By Chris Brown
The world says that to be influential, you have to be powerful. You have to be loud, and probably wealthy. You should also wear nice clothes, drive a shiny new car, and have lots and lots of stuff. Influence is reserved for an elite few.
But God says something else: Influence is available to anyone in any walk of life. It’s earned through persistence and wisdom. It comes when you honor God in whatever He’s given you, whether that’s very little or a whole lot. And it comes to those who don’t necessarily go looking for it. In other words, influence is the result of biblical stewardship—managing God’s blessings, God’s way, for God’s glory.
Take Joseph, the son of Jacob. The Bible tells us he went through all kinds of trials. His brothers considered killing him but sold him as a slave instead. In Egypt, he was falsely accused and thrown in prison. Even when he thought he had a break, it fell through when Pharaoh’s butler forgot about him.
The poor guy really suffered, and none of it was even his fault! During those years of trials, he definitely wasn’t one of the elite few. But God still gave Joseph influence because Joseph was faithful in his stewardship. He used what God gave him for God’s glory—every chance he got.
Genesis 49:23-25 (NIV) describes God’s blessing of Joseph this way:
“With bitterness archers attacked him; they shot at him with hostility. But his bow remained steady, his strong arms stayed limber, because of the hand of the Mighty One of Jacob, because of the Shepherd, the Rock of Israel, because of your father’s God, who helps you, because of the Almighty, who blesses you.”
See, Joseph was a wise man. He remained faithful to God, regardless of his circumstances, and God rewarded him with increased leadership and more influence.
As a slave to Potiphar, Joseph was a hardworking and loyal administrator. So Potiphar put him in charge of the whole house.
When Joseph wrongly went to prison, he made the best of his circumstances and caught the attention of the prison guard, who put him in charge of all the other prisoners.
Joseph also interpreted dreams—including those of Pharaoh, which helped save the people of Egypt during famine. Pharaoh made Joseph head of state.
Eventually, Joseph became the most influential person in his world. But that influence didn’t come without years of Joseph earning influence first as a slave and a prisoner.
Even during those times, when some people might have grown angry or hopeless, Joseph continued to work hard, help others and respect authority. He was an excellent steward of whatever came his way.

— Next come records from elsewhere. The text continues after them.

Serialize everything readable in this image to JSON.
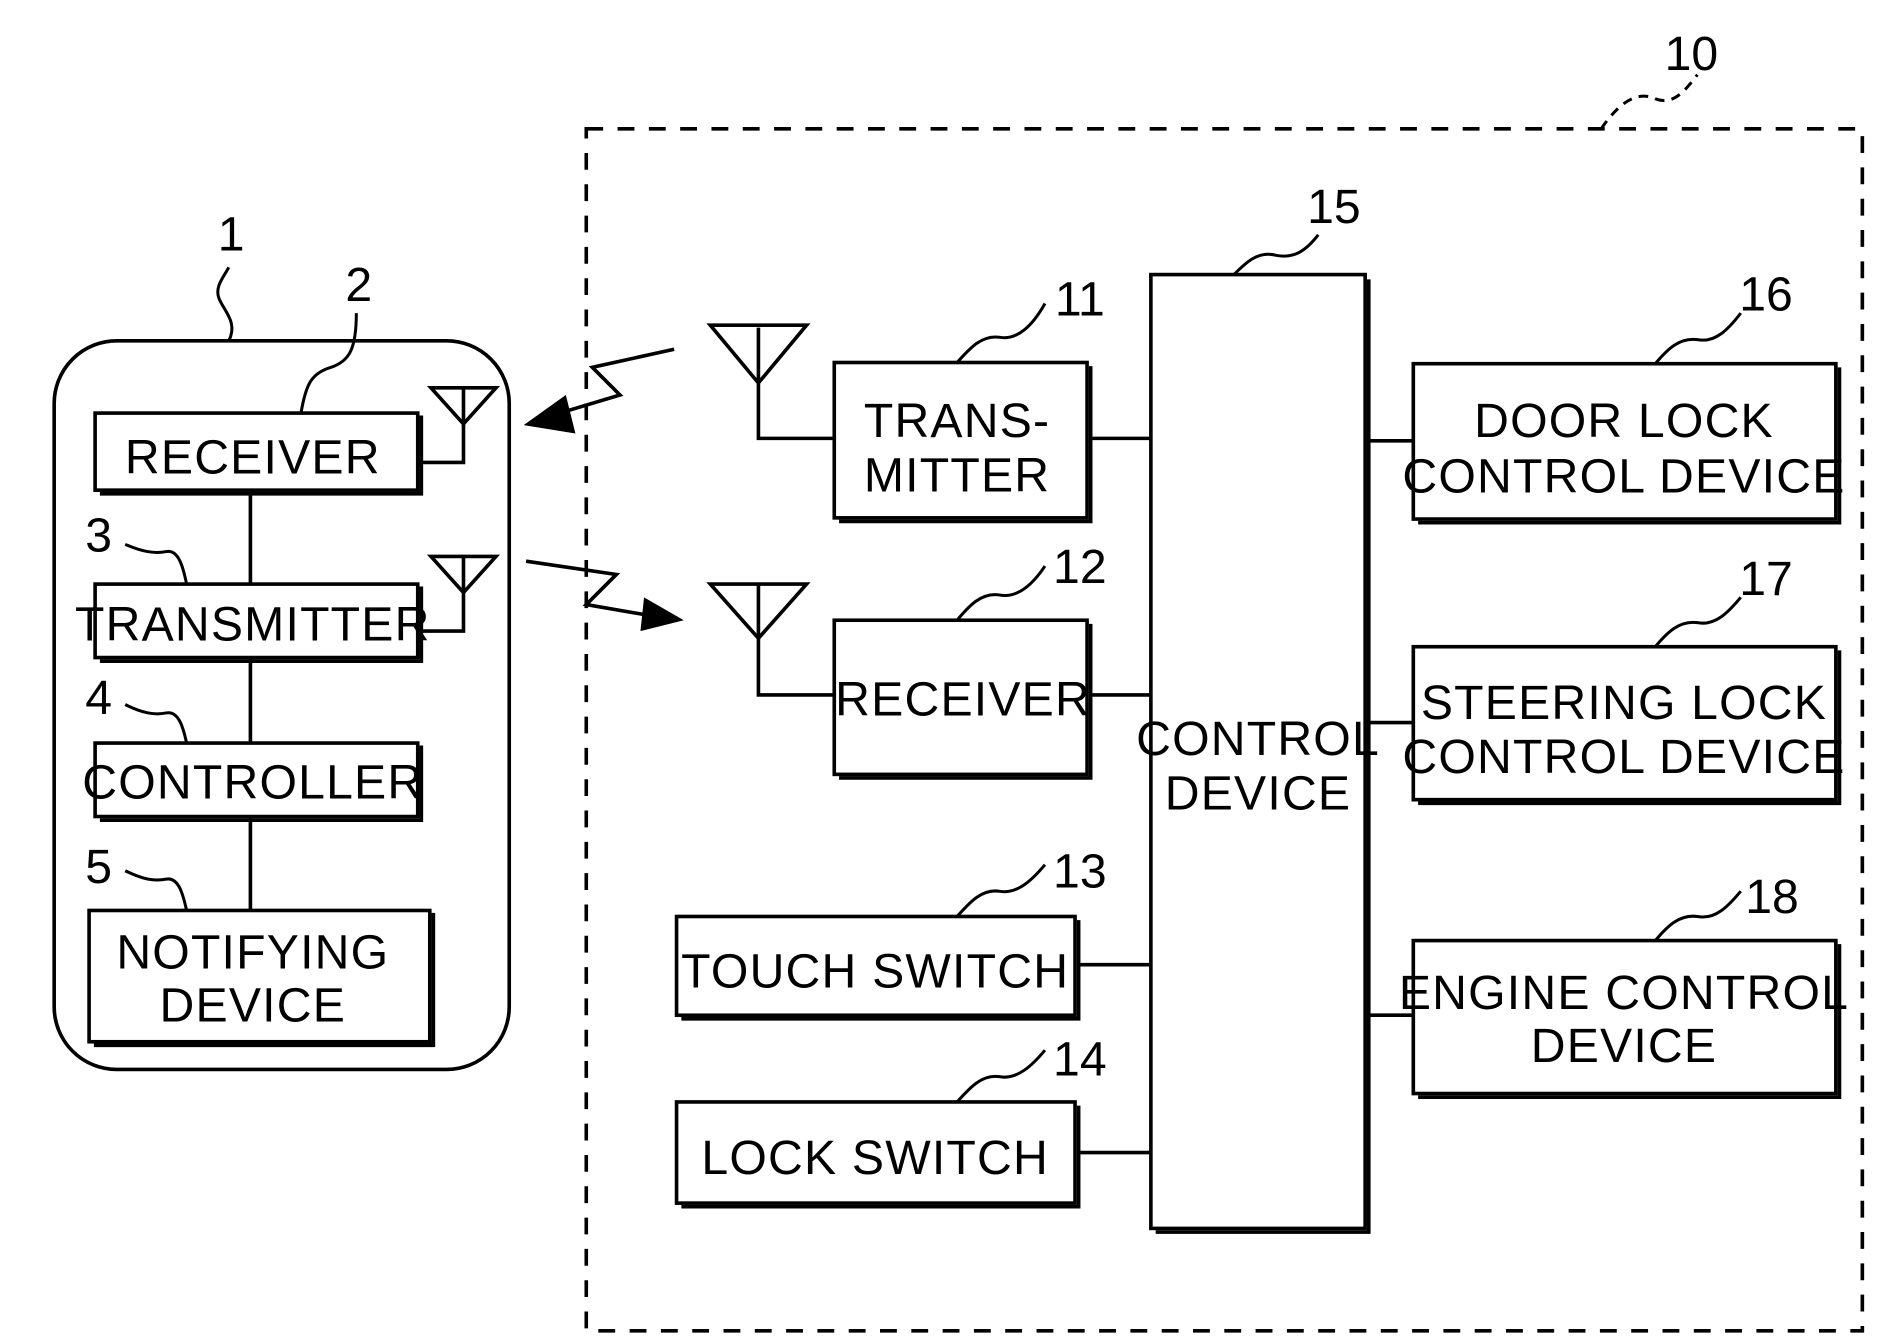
{
  "figure": {
    "type": "block diagram",
    "description": "Keyless entry system: portable device communicating wirelessly with vehicle-side unit"
  },
  "portable_device": {
    "ref": "1",
    "components": [
      {
        "ref": "2",
        "label": "RECEIVER",
        "lines": [
          "RECEIVER"
        ],
        "has_antenna": true
      },
      {
        "ref": "3",
        "label": "TRANSMITTER",
        "lines": [
          "TRANSMITTER"
        ],
        "has_antenna": true
      },
      {
        "ref": "4",
        "label": "CONTROLLER",
        "lines": [
          "CONTROLLER"
        ],
        "has_antenna": false
      },
      {
        "ref": "5",
        "label": "NOTIFYING DEVICE",
        "lines": [
          "NOTIFYING",
          "DEVICE"
        ],
        "has_antenna": false
      }
    ]
  },
  "vehicle_unit": {
    "ref": "10",
    "components": [
      {
        "ref": "11",
        "label": "TRANSMITTER",
        "lines": [
          "TRANS-",
          "MITTER"
        ],
        "has_antenna": true
      },
      {
        "ref": "12",
        "label": "RECEIVER",
        "lines": [
          "RECEIVER"
        ],
        "has_antenna": true
      },
      {
        "ref": "13",
        "label": "TOUCH SWITCH",
        "lines": [
          "TOUCH SWITCH"
        ],
        "has_antenna": false
      },
      {
        "ref": "14",
        "label": "LOCK SWITCH",
        "lines": [
          "LOCK SWITCH"
        ],
        "has_antenna": false
      },
      {
        "ref": "15",
        "label": "CONTROL DEVICE",
        "lines": [
          "CONTROL",
          "DEVICE"
        ],
        "has_antenna": false
      },
      {
        "ref": "16",
        "label": "DOOR LOCK CONTROL DEVICE",
        "lines": [
          "DOOR LOCK",
          "CONTROL DEVICE"
        ],
        "has_antenna": false
      },
      {
        "ref": "17",
        "label": "STEERING LOCK CONTROL DEVICE",
        "lines": [
          "STEERING LOCK",
          "CONTROL DEVICE"
        ],
        "has_antenna": false
      },
      {
        "ref": "18",
        "label": "ENGINE CONTROL DEVICE",
        "lines": [
          "ENGINE CONTROL",
          "DEVICE"
        ],
        "has_antenna": false
      }
    ]
  },
  "wireless_links": [
    {
      "from": "11",
      "to": "2",
      "direction": "vehicle-to-portable"
    },
    {
      "from": "3",
      "to": "12",
      "direction": "portable-to-vehicle"
    }
  ],
  "connections": [
    [
      "2",
      "3"
    ],
    [
      "3",
      "4"
    ],
    [
      "4",
      "5"
    ],
    [
      "11",
      "15"
    ],
    [
      "12",
      "15"
    ],
    [
      "13",
      "15"
    ],
    [
      "14",
      "15"
    ],
    [
      "15",
      "16"
    ],
    [
      "15",
      "17"
    ],
    [
      "15",
      "18"
    ]
  ]
}
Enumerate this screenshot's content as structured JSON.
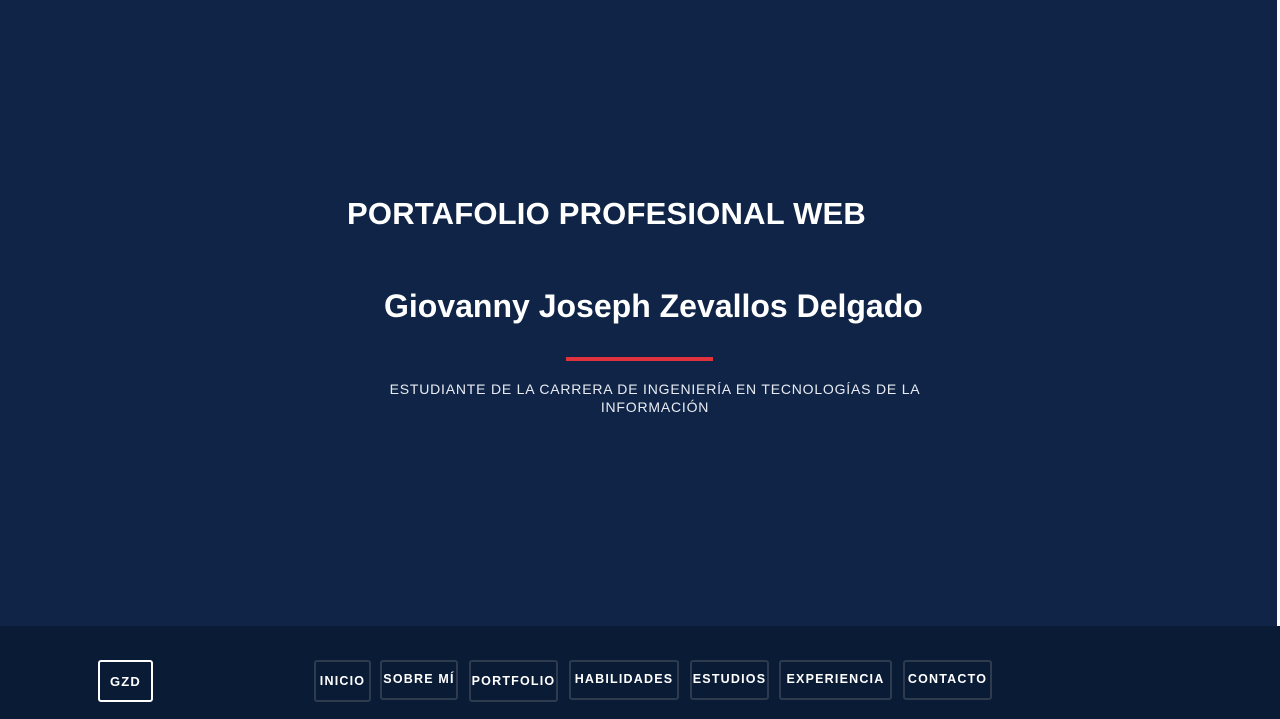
{
  "hero": {
    "title": "PORTAFOLIO PROFESIONAL WEB",
    "name": "Giovanny Joseph Zevallos Delgado",
    "subtitle": "ESTUDIANTE DE LA CARRERA DE INGENIERÍA EN TECNOLOGÍAS DE LA INFORMACIÓN",
    "accent_color": "#e0323c",
    "background_color": "#0f2446"
  },
  "footer": {
    "logo": "GZD",
    "background_color": "#0a1b36",
    "nav": [
      {
        "label": "INICIO"
      },
      {
        "label": "SOBRE MÍ"
      },
      {
        "label": "PORTFOLIO"
      },
      {
        "label": "HABILIDADES"
      },
      {
        "label": "ESTUDIOS"
      },
      {
        "label": "EXPERIENCIA"
      },
      {
        "label": "CONTACTO"
      }
    ]
  }
}
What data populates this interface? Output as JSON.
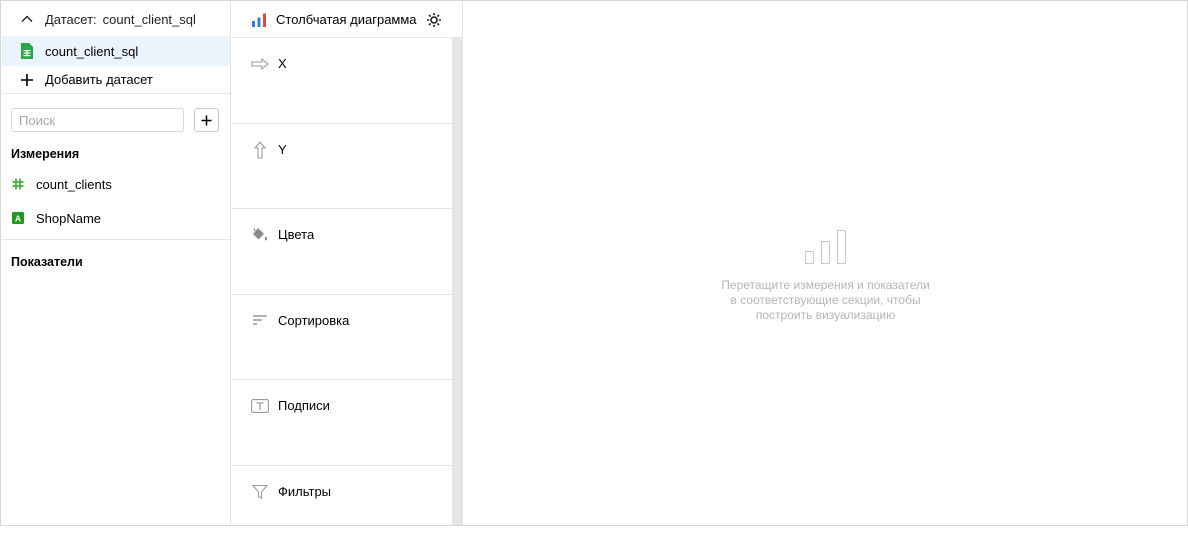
{
  "dataset_panel": {
    "header_label": "Датасет:",
    "header_value": "count_client_sql",
    "selected_dataset": "count_client_sql",
    "add_dataset_label": "Добавить датасет",
    "search_placeholder": "Поиск",
    "dimensions_title": "Измерения",
    "dimensions": [
      {
        "name": "count_clients",
        "icon": "hash-icon",
        "color": "#3db33d"
      },
      {
        "name": "ShopName",
        "icon": "text-type-icon",
        "color": "#1d9c1d"
      }
    ],
    "measures_title": "Показатели"
  },
  "visualization": {
    "chart_type_label": "Столбчатая диаграмма",
    "sections": [
      {
        "label": "X",
        "icon": "arrow-right-icon"
      },
      {
        "label": "Y",
        "icon": "arrow-up-icon"
      },
      {
        "label": "Цвета",
        "icon": "paint-bucket-icon"
      },
      {
        "label": "Сортировка",
        "icon": "sort-icon"
      },
      {
        "label": "Подписи",
        "icon": "text-label-icon"
      },
      {
        "label": "Фильтры",
        "icon": "filter-icon"
      }
    ]
  },
  "canvas": {
    "empty_line1": "Перетащите измерения и показатели",
    "empty_line2": "в соответствующие секции, чтобы",
    "empty_line3": "построить визуализацию"
  },
  "colors": {
    "accent_blue": "#2f7fe0",
    "accent_red": "#e0463a",
    "selected_bg": "#ebf4fd",
    "dataset_green": "#28a745"
  }
}
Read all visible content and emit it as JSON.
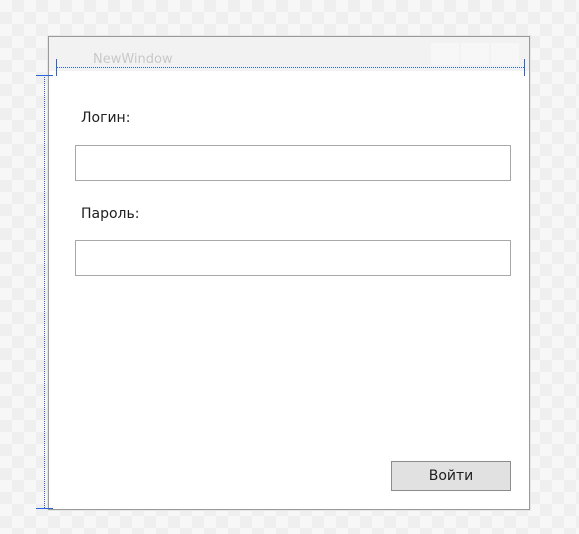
{
  "window": {
    "title": "NewWindow"
  },
  "form": {
    "login_label": "Логин:",
    "login_value": "",
    "password_label": "Пароль:",
    "password_value": "",
    "submit_label": "Войти"
  },
  "colors": {
    "guide": "#2a62d9",
    "button_bg": "#e1e1e1",
    "border": "#a8a8a8"
  }
}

As a result, God continued to trust Joseph with more.
Joseph may have lived thousands of years ago, but the stewardship principles he modeled still matter today. You can influence others at your job, in your town, or among your family and friends, even if you don’t fit the world’s criteria for an influential leader.
God calls us to be like Joseph. He expects us to steward His blessings through all of life’s ups and downs, remaining faithful to Him through every circumstance. He wants us to lead by example.
Because that’s how you become a person of influence.
Chris Brown is a pastor and dynamic speaker carrying the message of intentional living nationwide as a Ramsey Personality. Host of the Life, Money and Hope podcast, Chris provides biblical wisdom and practical advice for life’s everyday questions.